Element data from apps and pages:

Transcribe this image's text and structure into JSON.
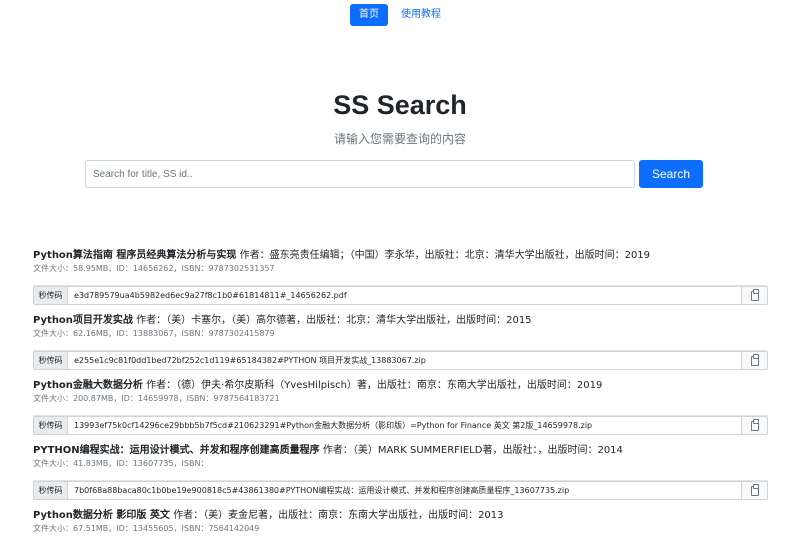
{
  "nav": {
    "home": "首页",
    "tutorial": "使用教程"
  },
  "hero": {
    "title": "SS Search",
    "subtitle": "请输入您需要查询的内容"
  },
  "search": {
    "placeholder": "Search for title, SS id..",
    "value": "",
    "button": "Search"
  },
  "copy_label": "秒传码",
  "colors": {
    "accent": "#0d6efd"
  },
  "icons": {
    "copy": "clipboard-icon"
  },
  "results": [
    {
      "title": "Python算法指南 程序员经典算法分析与实现",
      "info": " 作者：盛东亮责任编辑；（中国）李永华，出版社：北京：清华大学出版社，出版时间：2019",
      "meta": "文件大小：58.95MB，ID：14656262，ISBN：9787302531357",
      "code": "e3d789579ua4b5982ed6ec9a27f8c1b0#61814811#_14656262.pdf"
    },
    {
      "title": "Python项目开发实战",
      "info": " 作者：（美）卡塞尔，（美）高尔德著，出版社：北京：清华大学出版社，出版时间：2015",
      "meta": "文件大小：62.16MB，ID：13883067，ISBN：9787302415879",
      "code": "e255e1c9c81f0dd1bed72bf252c1d119#65184382#PYTHON 项目开发实战_13883067.zip"
    },
    {
      "title": "Python金融大数据分析",
      "info": " 作者：（德）伊夫·希尔皮斯科（YvesHilpisch）著，出版社：南京：东南大学出版社，出版时间：2019",
      "meta": "文件大小：200.87MB，ID：14659978，ISBN：9787564183721",
      "code": "13993ef75k0cf14296ce29bbb5b7f5cd#210623291#Python金融大数据分析（影印版）=Python for Finance 英文 第2版_14659978.zip"
    },
    {
      "title": "PYTHON编程实战：运用设计模式、并发和程序创建高质量程序",
      "info": " 作者：（美）MARK SUMMERFIELD著，出版社：，出版时间：2014",
      "meta": "文件大小：41.83MB，ID：13607735，ISBN：",
      "code": "7b0f68a88baca80c1b0be19e900818c5#43861380#PYTHON编程实战：运用设计模式、并发和程序创建高质量程序_13607735.zip"
    },
    {
      "title": "Python数据分析 影印版 英文",
      "info": " 作者：（美）麦金尼著，出版社：南京：东南大学出版社，出版时间：2013",
      "meta": "文件大小：67.51MB，ID：13455605，ISBN：7564142049",
      "code": ""
    }
  ]
}
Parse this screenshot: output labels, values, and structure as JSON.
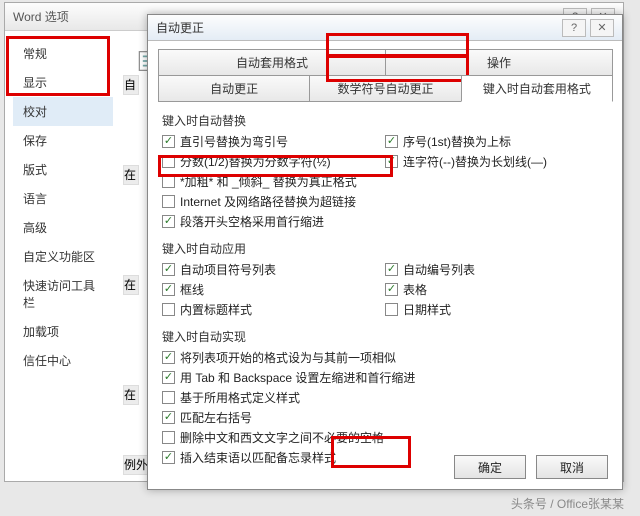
{
  "parent": {
    "title": "Word 选项",
    "sidebar": [
      "常规",
      "显示",
      "校对",
      "保存",
      "版式",
      "语言",
      "高级",
      "自定义功能区",
      "快速访问工具栏",
      "加载项",
      "信任中心"
    ],
    "selected_index": 2,
    "section_labels": [
      "自",
      "在",
      "在",
      "在",
      "例外"
    ]
  },
  "child": {
    "title": "自动更正",
    "tabs_row1": [
      "自动套用格式",
      "操作"
    ],
    "tabs_row2": [
      "自动更正",
      "数学符号自动更正",
      "键入时自动套用格式"
    ],
    "sections": {
      "s1": {
        "title": "键入时自动替换",
        "items": [
          {
            "label": "直引号替换为弯引号",
            "checked": true,
            "pair": {
              "label": "序号(1st)替换为上标",
              "checked": true
            }
          },
          {
            "label": "分数(1/2)替换为分数字符(½)",
            "checked": false,
            "pair": {
              "label": "连字符(--)替换为长划线(—)",
              "checked": true
            }
          },
          {
            "label": "*加粗* 和 _倾斜_ 替换为真正格式",
            "checked": false
          },
          {
            "label": "Internet 及网络路径替换为超链接",
            "checked": false
          },
          {
            "label": "段落开头空格采用首行缩进",
            "checked": true
          }
        ]
      },
      "s2": {
        "title": "键入时自动应用",
        "items": [
          {
            "label": "自动项目符号列表",
            "checked": true,
            "pair": {
              "label": "自动编号列表",
              "checked": true
            }
          },
          {
            "label": "框线",
            "checked": true,
            "pair": {
              "label": "表格",
              "checked": true
            }
          },
          {
            "label": "内置标题样式",
            "checked": false,
            "pair": {
              "label": "日期样式",
              "checked": false
            }
          }
        ]
      },
      "s3": {
        "title": "键入时自动实现",
        "items": [
          {
            "label": "将列表项开始的格式设为与其前一项相似",
            "checked": true
          },
          {
            "label": "用 Tab 和 Backspace 设置左缩进和首行缩进",
            "checked": true
          },
          {
            "label": "基于所用格式定义样式",
            "checked": false
          },
          {
            "label": "匹配左右括号",
            "checked": true
          },
          {
            "label": "删除中文和西文文字之间不必要的空格",
            "checked": false
          },
          {
            "label": "插入结束语以匹配备忘录样式",
            "checked": true
          }
        ]
      }
    },
    "buttons": {
      "ok": "确定",
      "cancel": "取消"
    }
  },
  "watermark": "头条号 / Office张某某"
}
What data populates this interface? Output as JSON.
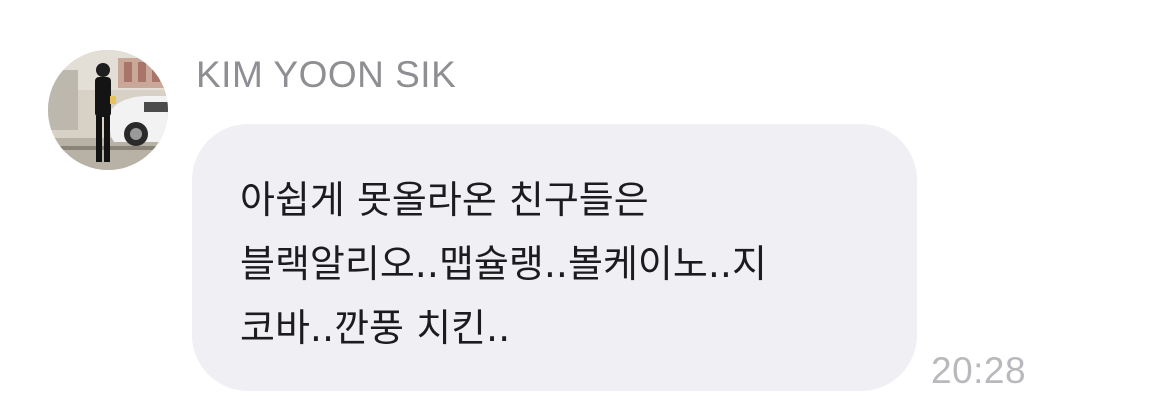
{
  "message": {
    "sender_name": "KIM YOON SIK",
    "avatar_icon": "profile-photo",
    "lines": [
      "아쉽게 못올라온 친구들은",
      "블랙알리오..맵슐랭..볼케이노..지",
      "코바..깐풍 치킨.."
    ],
    "timestamp": "20:28"
  },
  "colors": {
    "bubble_background": "#efeff4",
    "sender_name": "#8e8e93",
    "message_text": "#1c1c1e",
    "timestamp": "#b9b9bd"
  }
}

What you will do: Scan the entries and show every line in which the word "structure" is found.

Written response:
Transcribe this image's text and structure into JSON.
Parse this screenshot: output labels, values, and structure as JSON.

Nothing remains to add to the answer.